What is the difference between a building permit and a planning permit?

The planning process determines whether the use or development of land is appropriate. For example whether a subdivision is allowed in a particular area.

The building permit process ensures what you are building is safe and meets the relevant standards and regulations. 

In some cases, you may need both.

Steps in the planning process

Your application has been received. It may be waiting for payment and will be allocated to a planner.

Your application is being assessed to determine if enough information has been provided (including all documents), the application fee has been paid and if the application must be referred to external authorities (eg Melbourne Water etc). If no further information is needed, the application will go straight to advertising.

We’re waiting for more information from the applicant.
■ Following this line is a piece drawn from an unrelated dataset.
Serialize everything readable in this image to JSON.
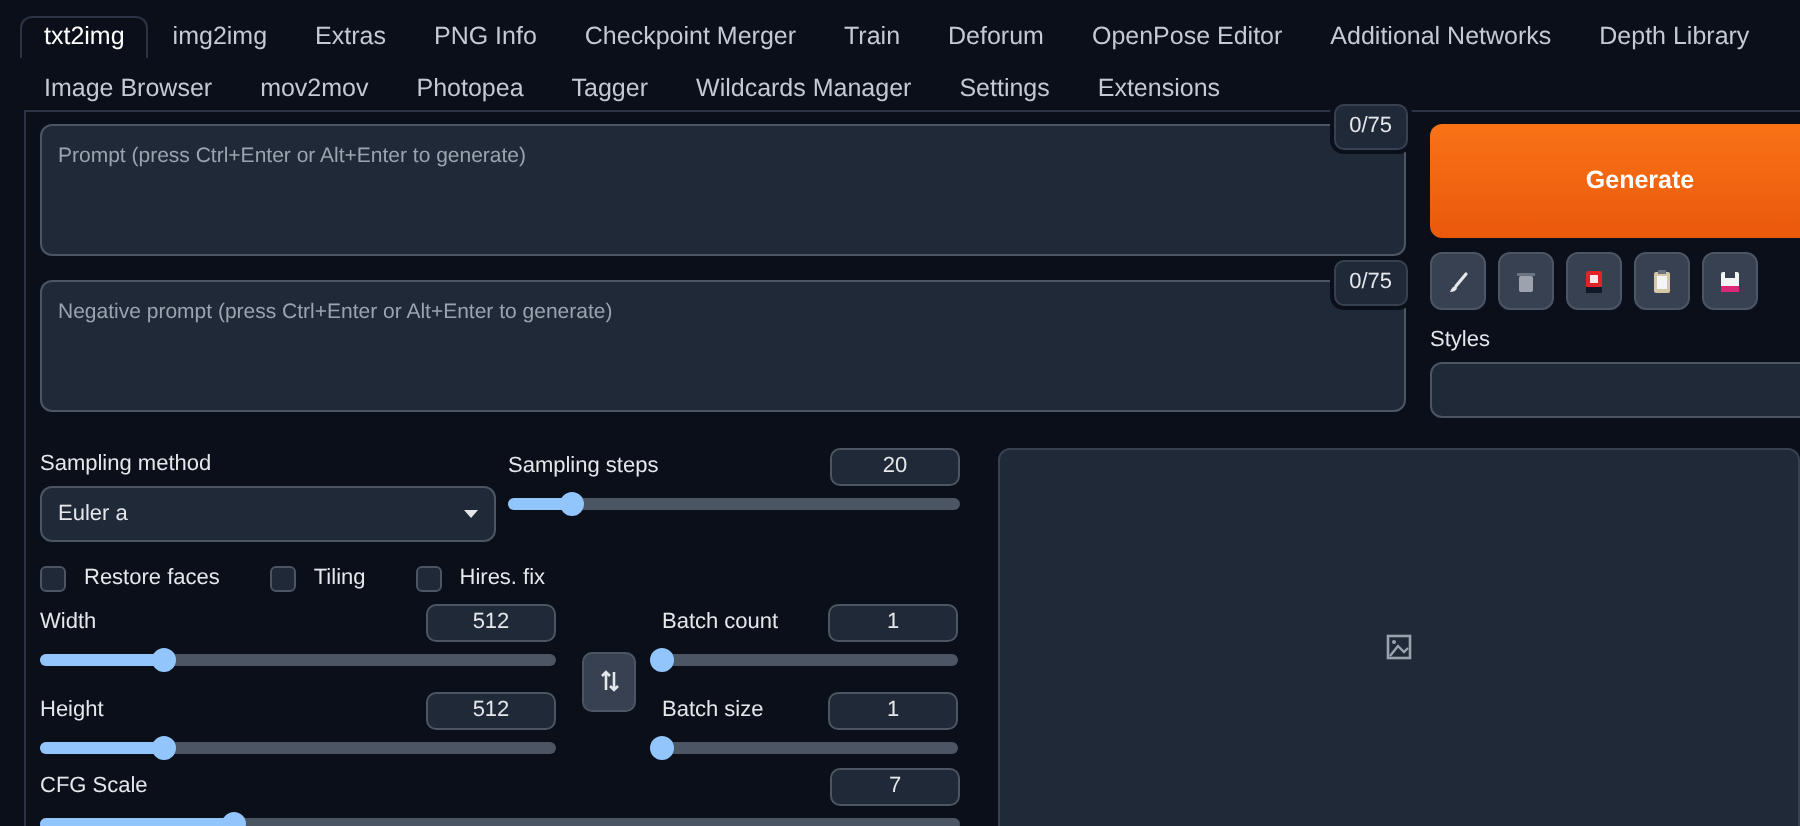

The applicant will be given a timeframe to send us the information.This can be extended if necessary.

The planer will assess the information to make sure all the necessary information has been received.

The application is now being advertised. Letters have been sent to surrounding properties and the information is shown in Track. Advertising runs for 16 days.

The Planner will review submissions, review key issues and discuss conditions.

The planner will write the final report, forward to the Co-Signer for approval and finalise the report.

Depending on the decision you may see the following:

  • Decided (Approved) - The application has been approved and the permit and endorsed plans are available on Track

  • Decided (Amended plans required) - The planning permit has been approved and is available on Track, however amended plans will need to be provided for endorsement.

  • Decided (Refused) - The proposal has been refused by Council

  • Decided ( No permit required) - The application has been assessed and a permit is not required.

 

A notice of decision is issued to everyone who objected. If approved by Council, an no appeals are lodged to VCAT within 21 days, a permit will be issued. If an appeal is made, the proposal must go to VCAT.

If an appeal has been lodged with VCAT, the following may occur;

  • Decided - Refused by VCAT - VCAT have made the final decision to refuse the proposal.

  • Decided - VCAT approved - VCAT have made the final decision to approve the proposal

  • Decided - VCAT approved, amended plans required - The proposal has been approved, however amended plans are required for endorsement.